Drought or no drought, big wildfires are never won with just water. Typical wildland fire engines carry only 500 gallons of water, which can be used up in as little as five minutes.
Todd Derum, a division chief for Cal Fire, is one of those sent out to manage large wildfires. He says in addition to strategy and tactics, an appreciation for water conservation is key to any fire incident.
"Early in our firefighting career, particularly in the wildland arena, we’re taught to conserve water," Derum says. “Even in good years, water isn’t always readily accessible.”
Earlier this summer, Derum trained officers on the art of fighting wildfires in Northern California. The annual training takes place just before the height of fire season, and moves from classroom exercises to live fire drills conducted on grassy hillsides over the course of five days. The point of the training is to teach students how to fight fire not with water, but with fire.

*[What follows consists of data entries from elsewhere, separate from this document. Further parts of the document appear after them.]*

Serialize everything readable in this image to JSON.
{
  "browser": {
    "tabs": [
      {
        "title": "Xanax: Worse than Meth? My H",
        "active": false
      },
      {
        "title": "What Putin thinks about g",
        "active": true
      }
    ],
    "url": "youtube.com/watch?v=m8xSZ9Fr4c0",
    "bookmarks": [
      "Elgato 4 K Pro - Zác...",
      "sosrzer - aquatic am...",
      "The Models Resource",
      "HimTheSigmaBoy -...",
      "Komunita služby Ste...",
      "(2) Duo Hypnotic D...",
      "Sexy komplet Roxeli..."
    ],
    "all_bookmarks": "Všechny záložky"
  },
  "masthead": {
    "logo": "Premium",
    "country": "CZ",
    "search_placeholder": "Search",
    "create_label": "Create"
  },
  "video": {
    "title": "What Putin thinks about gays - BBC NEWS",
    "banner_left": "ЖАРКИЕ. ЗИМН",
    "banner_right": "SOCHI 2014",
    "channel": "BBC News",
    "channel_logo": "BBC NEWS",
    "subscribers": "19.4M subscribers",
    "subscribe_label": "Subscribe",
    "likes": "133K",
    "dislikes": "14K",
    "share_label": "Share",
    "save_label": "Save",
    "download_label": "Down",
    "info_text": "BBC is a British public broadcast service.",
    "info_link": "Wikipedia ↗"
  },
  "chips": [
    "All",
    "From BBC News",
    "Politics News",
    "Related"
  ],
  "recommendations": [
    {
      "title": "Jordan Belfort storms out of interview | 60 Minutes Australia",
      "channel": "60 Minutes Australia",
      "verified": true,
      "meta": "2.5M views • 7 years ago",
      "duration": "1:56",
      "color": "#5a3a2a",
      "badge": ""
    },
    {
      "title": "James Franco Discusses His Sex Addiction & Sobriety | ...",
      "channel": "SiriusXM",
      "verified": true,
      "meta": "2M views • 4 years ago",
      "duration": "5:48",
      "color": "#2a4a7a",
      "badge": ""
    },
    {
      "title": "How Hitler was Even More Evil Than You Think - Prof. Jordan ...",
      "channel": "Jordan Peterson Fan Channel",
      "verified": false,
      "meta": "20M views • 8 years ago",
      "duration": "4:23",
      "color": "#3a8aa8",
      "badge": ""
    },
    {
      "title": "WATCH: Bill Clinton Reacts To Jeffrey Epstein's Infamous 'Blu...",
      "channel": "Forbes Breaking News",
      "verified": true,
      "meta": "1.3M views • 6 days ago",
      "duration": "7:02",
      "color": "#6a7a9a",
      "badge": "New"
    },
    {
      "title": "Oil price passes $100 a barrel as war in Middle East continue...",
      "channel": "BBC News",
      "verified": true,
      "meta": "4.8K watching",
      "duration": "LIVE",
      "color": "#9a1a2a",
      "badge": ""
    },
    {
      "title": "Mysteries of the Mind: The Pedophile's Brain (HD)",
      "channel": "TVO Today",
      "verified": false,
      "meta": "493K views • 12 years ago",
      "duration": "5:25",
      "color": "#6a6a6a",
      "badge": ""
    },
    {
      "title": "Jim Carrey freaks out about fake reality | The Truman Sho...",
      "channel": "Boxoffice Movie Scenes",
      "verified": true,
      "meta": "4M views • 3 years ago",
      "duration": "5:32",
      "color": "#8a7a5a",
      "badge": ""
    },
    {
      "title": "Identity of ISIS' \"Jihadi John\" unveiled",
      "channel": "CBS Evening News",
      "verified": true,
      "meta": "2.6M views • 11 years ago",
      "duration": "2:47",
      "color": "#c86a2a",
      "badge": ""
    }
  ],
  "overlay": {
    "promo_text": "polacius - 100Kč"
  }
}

At the start of the second day of live fire training, Capt. Matt Ryan stands on the back of a flatbed truck and begins the morning briefing.

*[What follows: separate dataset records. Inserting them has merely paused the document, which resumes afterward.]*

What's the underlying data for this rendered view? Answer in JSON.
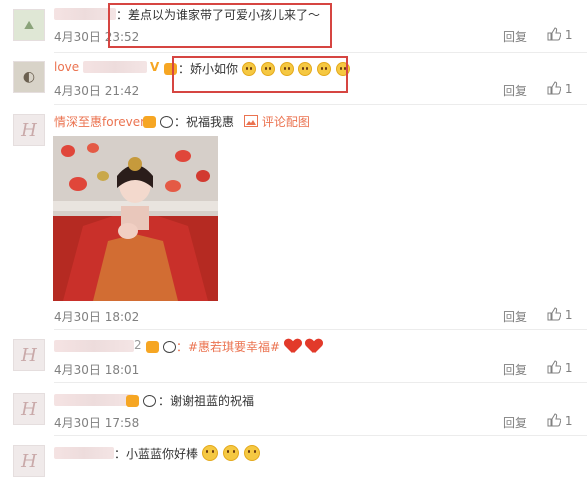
{
  "comments": [
    {
      "name": "",
      "text": "：差点以为谁家带了可爱小孩儿来了～",
      "time": "4月30日 23:52",
      "reply": "回复",
      "likes": "1"
    },
    {
      "name": "love",
      "text": "：娇小如你",
      "time": "4月30日 21:42",
      "reply": "回复",
      "likes": "1"
    },
    {
      "name": "情深至惠forever",
      "text": "：祝福我惠",
      "report": "评论配图",
      "time": "4月30日 18:02",
      "reply": "回复",
      "likes": "1"
    },
    {
      "name": "2",
      "text": "：#惠若琪要幸福#",
      "time": "4月30日 18:01",
      "reply": "回复",
      "likes": "1"
    },
    {
      "name": "",
      "text": "：谢谢祖蓝的祝福",
      "time": "4月30日 17:58",
      "reply": "回复",
      "likes": "1"
    },
    {
      "name": "",
      "text": "：小蓝蓝你好棒",
      "time": "",
      "reply": "",
      "likes": ""
    }
  ],
  "colors": {
    "highlight_box": "#d64541",
    "name_link": "#eb7350",
    "meta": "#808080"
  },
  "icons": {
    "like": "thumb-up-icon",
    "image_report": "picture-icon"
  }
}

Twenty-eight students gather behind the truck and listen while standing under a tree. It's the only shade they’ll see for the rest of the day. They spent the previous day in the classroom learning the skills and terminology of how to fight fire with fire.
Today, it’s going to get real.
Ryan starts with a roll call of personnel and a rundown of the weather: “Today, sky is sunny. Max temps 98 to 103 degrees. Much hotter today than yesterday." He finishes with a caution: “The terrain’s going to get a lot steeper in the afternoon."
The terrain Ryan is talking about is rolling hills of dry grass. Bulldozers spent the last few days cutting huge swaths of grass -- buffers -- around plots of land that will be set on fire. Plots are larger than a football field. Inside those plots are smaller squares of grass that represent houses. The students are divided into groups and work together for the duration of the class.
Ryan finishes the briefing and instructs everyone to suit up, then calls out, “Group Two is up first.”
Students and instructors load up into fire engines and start up a narrow dirt road, winding through trees and brush. Once at the first training site, the six students in Group Two gather halfway up their designated plot, while the rest of the class watches from a vantage point on a hill across a small gully.
Just as the team is organizing its strategy, trainers set a “hostile” fire on the bottom of a hill. Team Two must save the pretend “house” and keep the fire from jumping the buffers.
Some team members hustle up to the top of the hill, while others stop just below the house. Their goal: clear the grass around it to break the path of the fire. They could cut the grass with hand tools, but this fire is moving too fast. The fastest way to clear the brush is to burn it.
Student Jen Marshall, a captain for Cal Fire, takes the lead for this exercise and explains her team’s strategy: "We had some good upslope wind, so we’re going to use that to our advantage to start to light some fire up on the top to give us a good buffer along the edge."
As some students torch the grass, other members keep watch on the hostile fire to make sure it doesn’t creep up on them. But things aren’t going as planned.
“You’re getting head fire heading toward you,” calls out a team member over the radio.
The wind has picked up and it’s making the fires that the team set more intense. That means they could lose control of the entire fire and lose the house. Suddenly, the fire makes a run, and team members scramble as they hear, "Head fire coming at you. Get out of there."
Making their way toward the buffers, which act like safety zones, the students account for one another over the radio and person to person. Meanwhile, the rest of the class watches, critiques and asks questions of more experienced officers.
Once a practice drill is over, the group joins the rest of the students, and instructors begin the most critical part of the exercise: the debrief with the students.
The lead instructor, Cal Fire Chief Mike Parkes, analyzes what he saw and where he thinks things went wrong with this drill.
"When you lit fire from the check line, you created hostile fire halfway up the slope," he says. "Your fire was now a bigger problem than the original hostile fire."
Parkes says they failed to account for one of the most important threats: wind.
"You guys made a plan based on what you saw. I would base it off of my wind direction that should be baseline you use," he says.
The critiques are pointed, but the word “mistake” is never used, and that’s conscious. Out here is where instructors want the fire to challenge students, and where they want firefighters to deal with situations that require them to think and act decisively under pressure.
Parkes says a positive learning environment is crucial if they want firefighters to learn these skills. Derum says there are no mistakes out here, only opportunities to learn. Fighting fire with fire is almost an exercise in improv -- the trick is not to dwell on what you did wrong but to use that experience when it counts.
In a former life, reporter Linnea Edmeier fought wildfires as a captain with Cal Fire.